May 1, 2020 | 11AM-12PM | Spring 2020 NANOFANS Webinar Series - “Nanotechnology in Infectious Diseases (Diagnostics/Therapeutics)”: Session 1 - “Microscale Tools for Biomarker Discovery and Electronic Point-of-Care Diagnostics for Infectious Diseases”

Aniruddh Sarkar, Professor of Biomedical Engineering; Georgia Institute of Technology

"Spring 2020 NanoFANS (Focusing on Advanced Nanobio- Systems) program will be offered in a weekly webinar format during the month of May. The focus of this event will be “Nanotechnology in Infectious Diseases (Diagnostics/Therapeutics).”

In the current global pandemic situation, infectious diseases are the leading cause of mortality worldwide, with viruses such as, ebola, SARS-Cov, SARS-Cov-2 in particular, making global impact on healthcare and socio-economic development. The rapid development of drug resistance to currently available therapies and associated side effects leads to serious public health concern; hence, devising novel treatment strategies is of paramount importance. The application of nanotechnology in infectious diseases is fast-revolutionizing the biomedical field and the healthcare sector and has a potential to diagnose, treat and prevent diseases."

Abstract: Current worldwide challenges in scaling COVID19 diagnosis underscore the need for developing inexpensive point-of-care diagnostics for infectious diseases. The heterogeneity of the disease – a large number of mild or asymptomatic cases coupled with the rapid degradation in symptoms in some patients – pose a challenge for the healthcare system and emphasize the need for developing predictive biomarkers of disease severity. We are harnessing microscale technology to solve these challenges by developing devices for high-throughput discovery and inexpensive electronic detection of biomarkers.
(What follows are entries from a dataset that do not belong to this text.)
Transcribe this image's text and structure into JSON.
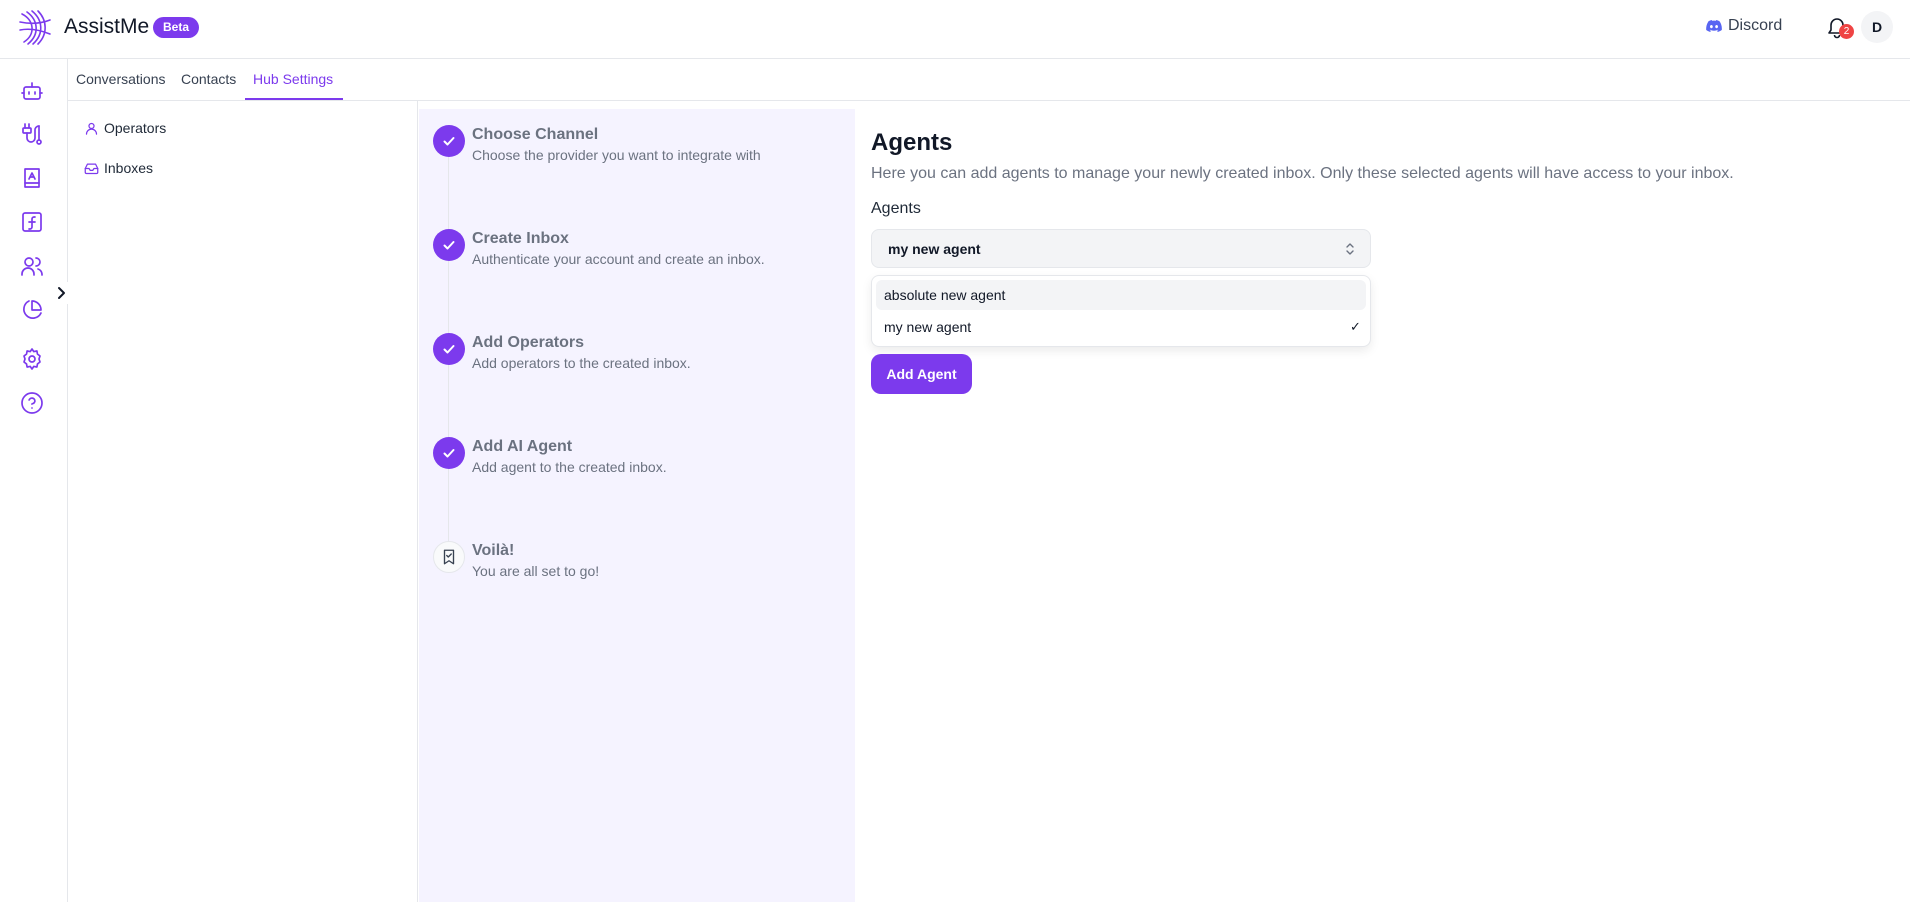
{
  "header": {
    "brand": "AssistMe",
    "badge": "Beta",
    "discord_label": "Discord",
    "notification_count": "2",
    "avatar_initial": "D"
  },
  "rail": {
    "icons": [
      "bot-icon",
      "workflow-icon",
      "contacts-book-icon",
      "function-icon",
      "users-icon",
      "pie-chart-icon",
      "gear-icon",
      "help-icon"
    ]
  },
  "tabs": [
    {
      "label": "Conversations",
      "active": false
    },
    {
      "label": "Contacts",
      "active": false
    },
    {
      "label": "Hub Settings",
      "active": true
    }
  ],
  "side_menu": {
    "items": [
      {
        "label": "Operators",
        "icon": "user-icon"
      },
      {
        "label": "Inboxes",
        "icon": "inbox-icon"
      }
    ]
  },
  "steps": [
    {
      "title": "Choose Channel",
      "description": "Choose the provider you want to integrate with",
      "status": "complete"
    },
    {
      "title": "Create Inbox",
      "description": "Authenticate your account and create an inbox.",
      "status": "complete"
    },
    {
      "title": "Add Operators",
      "description": "Add operators to the created inbox.",
      "status": "complete"
    },
    {
      "title": "Add AI Agent",
      "description": "Add agent to the created inbox.",
      "status": "complete"
    },
    {
      "title": "Voilà!",
      "description": "You are all set to go!",
      "status": "pending"
    }
  ],
  "main": {
    "title": "Agents",
    "description": "Here you can add agents to manage your newly created inbox. Only these selected agents will have access to your inbox.",
    "field_label": "Agents",
    "selected_value": "my new agent",
    "options": [
      {
        "label": "absolute new agent",
        "selected": false,
        "highlighted": true
      },
      {
        "label": "my new agent",
        "selected": true,
        "highlighted": false
      }
    ],
    "check_mark": "✓",
    "add_button_label": "Add Agent"
  },
  "colors": {
    "accent": "#7c3aed",
    "steps_bg": "#f5f3ff",
    "badge_red": "#ef4444"
  }
}
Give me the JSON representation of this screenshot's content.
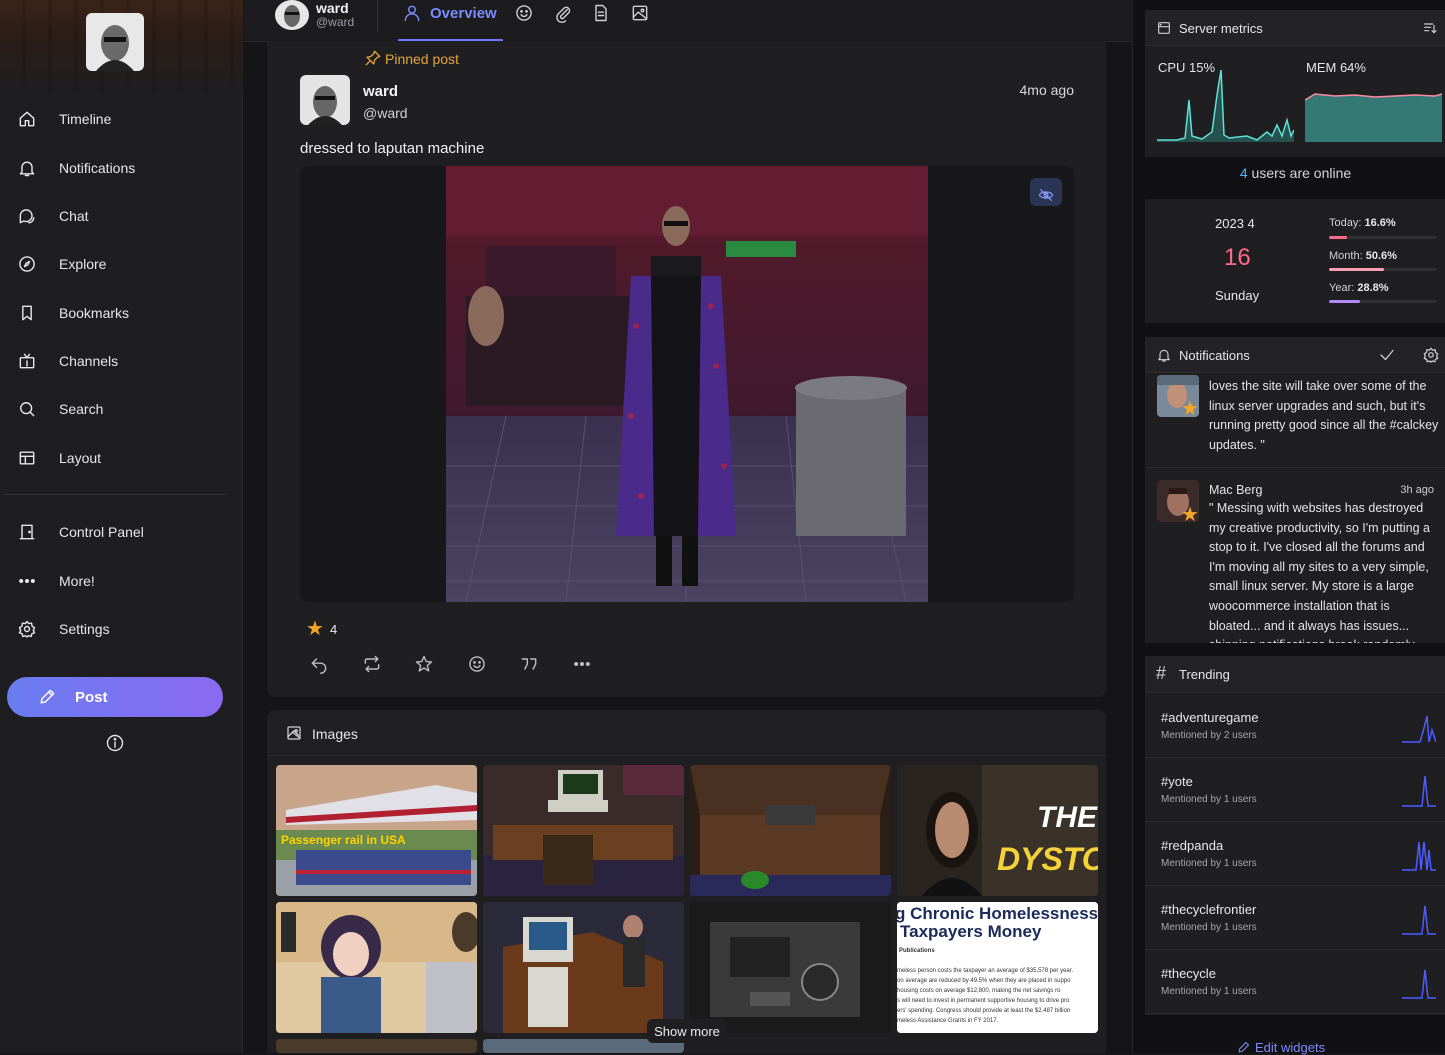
{
  "sidebar": {
    "nav": [
      {
        "label": "Timeline",
        "icon": "home-icon"
      },
      {
        "label": "Notifications",
        "icon": "bell-icon"
      },
      {
        "label": "Chat",
        "icon": "chat-icon"
      },
      {
        "label": "Explore",
        "icon": "compass-icon"
      },
      {
        "label": "Bookmarks",
        "icon": "bookmark-icon"
      },
      {
        "label": "Channels",
        "icon": "channels-icon"
      },
      {
        "label": "Search",
        "icon": "search-icon"
      },
      {
        "label": "Layout",
        "icon": "layout-icon"
      }
    ],
    "nav2": [
      {
        "label": "Control Panel",
        "icon": "door-icon"
      },
      {
        "label": "More!",
        "icon": "dots-icon"
      },
      {
        "label": "Settings",
        "icon": "gear-icon"
      }
    ],
    "post_label": "Post"
  },
  "header": {
    "name": "ward",
    "handle": "@ward",
    "tab_overview": "Overview"
  },
  "post": {
    "pinned_label": "Pinned post",
    "author_name": "ward",
    "author_handle": "@ward",
    "time": "4mo ago",
    "text": "dressed to laputan machine",
    "reaction_count": "4"
  },
  "images": {
    "title": "Images",
    "show_more": "Show more",
    "thumb_captions": {
      "rail": "Passenger rail in USA",
      "dystopia": "THE A DYSTOPI",
      "homeless_title": "g Chronic Homelessness Taxpayers Money",
      "homeless_sub": "Publications",
      "homeless_body": "meless person costs the taxpayer an average of $35,578 per year. on average are reduced by 49.5% when they are placed in support housing costs on average $12,800, making the net savings ro s will need to invest in permanent supportive housing to drive pro ers' spending. Congress should provide at least the $2.487 billion meless Assistance Grants in FY 2017."
    }
  },
  "metrics": {
    "title": "Server metrics",
    "cpu_label": "CPU 15%",
    "mem_label": "MEM 64%",
    "cpu_color": "#5fe0d8",
    "mem_color": "#5ea8a8"
  },
  "online": {
    "count": "4",
    "suffix": " users are online"
  },
  "calendar": {
    "year_month": "2023  4",
    "day": "16",
    "weekday": "Sunday",
    "today_label": "Today:",
    "today_value": "16.6%",
    "today_fraction": 0.166,
    "month_label": "Month:",
    "month_value": "50.6%",
    "month_fraction": 0.506,
    "year_label": "Year:",
    "year_value": "28.8%",
    "year_fraction": 0.288
  },
  "notifications": {
    "title": "Notifications",
    "items": [
      {
        "name": "",
        "time": "",
        "text": "loves the site will take over some of the linux server upgrades and such, but it's running pretty good since all the #calckey updates. \""
      },
      {
        "name": "Mac Berg",
        "time": "3h ago",
        "text": "\" Messing with websites has destroyed my creative productivity, so I'm putting a stop to it. I've closed all the forums and I'm moving all my sites to a very simple, small linux server. My store is a large woocommerce installation that is bloated... and it always has issues... shipping notifications break randomly..."
      }
    ]
  },
  "trending": {
    "title": "Trending",
    "items": [
      {
        "tag": "#adventuregame",
        "sub": "Mentioned by 2 users"
      },
      {
        "tag": "#yote",
        "sub": "Mentioned by 1 users"
      },
      {
        "tag": "#redpanda",
        "sub": "Mentioned by 1 users"
      },
      {
        "tag": "#thecyclefrontier",
        "sub": "Mentioned by 1 users"
      },
      {
        "tag": "#thecycle",
        "sub": "Mentioned by 1 users"
      }
    ]
  },
  "edit_widgets": "Edit widgets"
}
Here, I will present our progress with these approaches – in the context of Tuberculosis and other infectious diseases – and end by outlining our current work in applying them to COVID19 diagnosis and prognostic monitoring.

Bio: Aniruddh Sarkar is an Assistant Professor in the Wallace H. Coulter Department of Biomedical Engineering at the Georgia Institute of Technology and Emory University where he leads the Micro/Nano Bioelectronics Lab. He was earlier a Research Fellow at the Ragon Institute of MGH, MIT and Harvard with research affiliations at Harvard Medical School and
at MIT. His research has evolved around the theme of exploiting unique physical phenomena that occur at the micrometer to nanometer length scales to develop devices and systems for solving various technological problems with a special focus on applications in biology and medicine. His earlier work, with Prof. Galit Alter (MGH/HMS) and Prof. Jongyoon Han (MIT), involved the development and application of microfabricated and nanofabricated devices to further the prevention, diagnosis and therapy of infectious diseases such as Tuberculosis and HIV/AIDS. He received his Ph.D. in Electrical Engineering and Computer Science with a minor in Biology at MIT, developing microfluidic tools for single-cell analysis. He received his bachelors and master’s degrees, both in Electrical Engineering at IIT Bombay.

Registration Link:

Event Address: Webinar link will be sent to all those registered prior to the event